It isn’t your typical 5K race. Sure, there’s running and walking involved, not to mention a post-race party featuring everything New Orleanians love – music, food and festivity. But the Color Run -- making its New Orleans debut Saturday, Nov. 17, at the New Orleans lakefront -- is less about competition than it is about pure, unadulterated fun.

Dubbed the “Happiest Race on the Planet,” the Color Run is just what the name implies. It is colorful, bold and splashy. Think drip-paint artist Jackson Pollock, and it’s safe to say that this won’t be one of those races that you can’t wait to end.

Here’s how it works: Participants begin the race clad in a perfectly white t-shirt, and at every kilometer, they are plastered with a different color.

“By the end, they look like they fell into a Willy Wonka tie-dyed vat of color goodness,” the Color Run web set states.

The brainchild of Travis Snyder of Salt Lake City, an avid runner and triathlete, the race was in the works for a number of years before making its debut in January of this year in Phoenix. Since then, it has made stops in Seattle, Philadelphia and several other cities, with dozens more – including a return stop in New Orleans on Feb. 9, the Saturday before Mardi Gras – on its schedule.

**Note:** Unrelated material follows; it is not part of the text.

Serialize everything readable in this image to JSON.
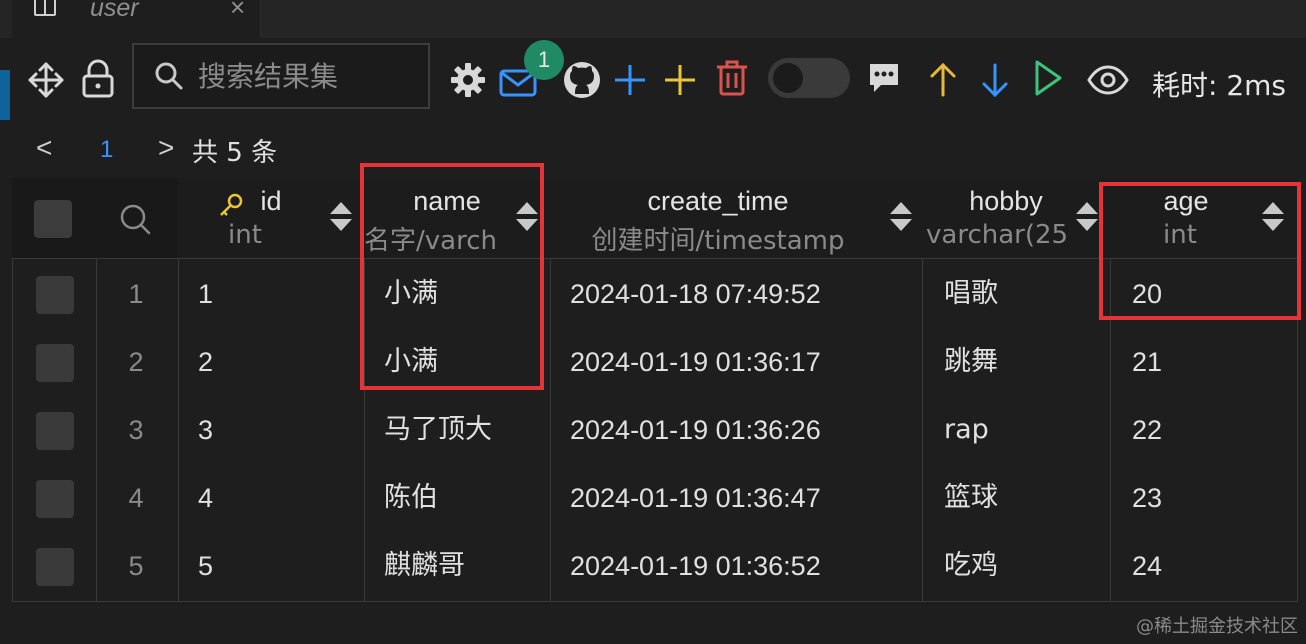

“He wanted to create a nonthreatening running environment where professional and novice runners could come together and enjoy the purity of the sport,” race spokeswoman Jessica Nixon said of Snyder, an experienced race producer. “Seeing how happy it has made all different kinds of people has been very rewarding.”

The race begins at 9 a.m. on Franklin Avenue near Lake Pontchartrain and follows a route that includes Lakeshore Drive, Leon C. Simon Drive and the University of New Orleans’ East Campus near the Lakefront Arena.

The route features several color stations where volunteers and staff, armed with squeeze bottles filled with dyed corn starch, will spray participants with one of four colors -- yellow, orange, pink or blue. In addition, each racer gets a color packet to throw at the post-race party.

“The best is saved for last, ending the race with a color extravaganza,” Nixon said.

Race officials say the color is 100 percent natural and safe – even edible if some of it accidentally (or perhaps on purpose) lands in your mouth. Although the color will wash out of your clothing, you can preserve the finished product by spraying it with vinegar and ironing it.

Eleven thousand runners of all ages, sizes and fitness levels are expected to participate. As of now, registration is closed, but those still interested can get on a wait list at the Color Run web site (www.thecolorrun.com), or sign up for the Feb. 9 race at City Park.

Although the Color Run is a for-profit venture, with registration fees ranging from $35 to $55, it donates a portion of its proceeds to a local charity. In New Orleans, the Color Run has teamed up with the Arts Council of New Orleans because of its focus on making New Orleans a “flourishing international center for arts and culture.”